Return to BASIX Home Page

 

References:
Aboutthehouse.com.au. (2016). About the House - Passive Solar Design - passive solar design, orientation, sun control, design, solar, summer solstice, equinox, winter  solstice, eaves, north facing, shade. [online] Available at: http://www.aboutthehouse.com.au/switch/340-3887-2 [Accessed 23 Sep. 2016].
Aboutthehouse.com.au. (2016). About the House - Passive Solar Design - Ecologically sustainable house design ,Passive solar design, design, comfort, solar ,thermal mass flooring, seasonal shading, roof materials, summer, environment, north, north wall, winter, green house gas, heating. [online] Available at: http://www.aboutthehouse.com.au/switch/340-1 [Accessed 23 Sep. 2016].
Susdesign.com. (2016). Sustainable By Design :: overhang annual analysis. [online] Available at: http://www.susdesign.com/overhang_annual/index.php [Accessed 23 Sep. 2016].

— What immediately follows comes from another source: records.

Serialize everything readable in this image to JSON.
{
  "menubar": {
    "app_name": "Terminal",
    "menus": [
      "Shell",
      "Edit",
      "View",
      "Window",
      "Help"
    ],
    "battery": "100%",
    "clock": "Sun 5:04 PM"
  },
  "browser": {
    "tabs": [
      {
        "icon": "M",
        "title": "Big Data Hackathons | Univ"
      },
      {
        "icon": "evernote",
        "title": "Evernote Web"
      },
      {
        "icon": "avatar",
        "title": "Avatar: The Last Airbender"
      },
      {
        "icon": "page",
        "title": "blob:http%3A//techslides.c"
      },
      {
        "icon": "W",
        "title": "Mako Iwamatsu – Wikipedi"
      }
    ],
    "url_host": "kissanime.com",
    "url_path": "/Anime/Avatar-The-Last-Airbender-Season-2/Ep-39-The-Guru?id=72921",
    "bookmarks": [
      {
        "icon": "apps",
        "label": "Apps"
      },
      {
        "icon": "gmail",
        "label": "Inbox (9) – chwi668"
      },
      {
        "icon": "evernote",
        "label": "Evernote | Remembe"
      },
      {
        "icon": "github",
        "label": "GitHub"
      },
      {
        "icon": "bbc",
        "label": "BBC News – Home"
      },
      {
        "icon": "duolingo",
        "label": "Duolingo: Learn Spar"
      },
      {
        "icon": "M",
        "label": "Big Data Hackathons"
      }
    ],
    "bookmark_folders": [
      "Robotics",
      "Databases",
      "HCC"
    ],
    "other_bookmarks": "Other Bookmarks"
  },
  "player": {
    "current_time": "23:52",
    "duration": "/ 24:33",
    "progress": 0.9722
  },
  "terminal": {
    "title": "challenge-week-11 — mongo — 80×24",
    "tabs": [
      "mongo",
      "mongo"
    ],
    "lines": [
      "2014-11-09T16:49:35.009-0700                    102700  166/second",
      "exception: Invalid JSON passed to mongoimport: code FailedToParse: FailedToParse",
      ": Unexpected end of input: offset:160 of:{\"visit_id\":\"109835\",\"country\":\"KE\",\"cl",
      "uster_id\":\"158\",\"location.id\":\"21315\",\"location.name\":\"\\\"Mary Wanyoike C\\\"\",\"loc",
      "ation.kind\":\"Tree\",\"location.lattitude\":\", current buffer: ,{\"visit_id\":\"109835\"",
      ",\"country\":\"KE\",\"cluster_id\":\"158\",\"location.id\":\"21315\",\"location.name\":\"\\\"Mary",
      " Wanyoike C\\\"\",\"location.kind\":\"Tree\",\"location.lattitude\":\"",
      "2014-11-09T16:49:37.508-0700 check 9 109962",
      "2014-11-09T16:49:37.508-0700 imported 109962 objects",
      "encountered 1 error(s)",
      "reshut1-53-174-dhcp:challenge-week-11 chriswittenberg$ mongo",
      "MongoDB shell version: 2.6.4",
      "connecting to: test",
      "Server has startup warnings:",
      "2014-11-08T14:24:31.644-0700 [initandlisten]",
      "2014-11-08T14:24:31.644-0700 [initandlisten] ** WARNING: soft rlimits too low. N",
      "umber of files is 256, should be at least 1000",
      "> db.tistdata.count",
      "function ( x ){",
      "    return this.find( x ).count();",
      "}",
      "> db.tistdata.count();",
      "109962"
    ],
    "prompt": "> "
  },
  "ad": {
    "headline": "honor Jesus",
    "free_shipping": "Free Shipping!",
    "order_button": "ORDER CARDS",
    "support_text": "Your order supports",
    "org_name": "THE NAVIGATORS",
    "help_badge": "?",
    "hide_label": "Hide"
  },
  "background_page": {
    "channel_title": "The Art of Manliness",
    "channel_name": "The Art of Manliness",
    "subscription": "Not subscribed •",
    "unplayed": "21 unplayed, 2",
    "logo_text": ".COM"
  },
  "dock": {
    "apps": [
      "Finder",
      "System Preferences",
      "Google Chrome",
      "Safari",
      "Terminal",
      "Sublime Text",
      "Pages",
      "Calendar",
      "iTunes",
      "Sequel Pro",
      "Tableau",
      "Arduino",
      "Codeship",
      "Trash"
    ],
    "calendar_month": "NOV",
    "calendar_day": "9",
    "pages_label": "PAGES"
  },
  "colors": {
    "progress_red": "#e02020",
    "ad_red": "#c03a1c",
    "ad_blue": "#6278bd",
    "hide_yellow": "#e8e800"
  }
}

Yourhome.gov.au. (2016). Shading | YourHome. [online] Available at: http://www.yourhome.gov.au/passive-design/shading [Accessed 23 Sep. 2016].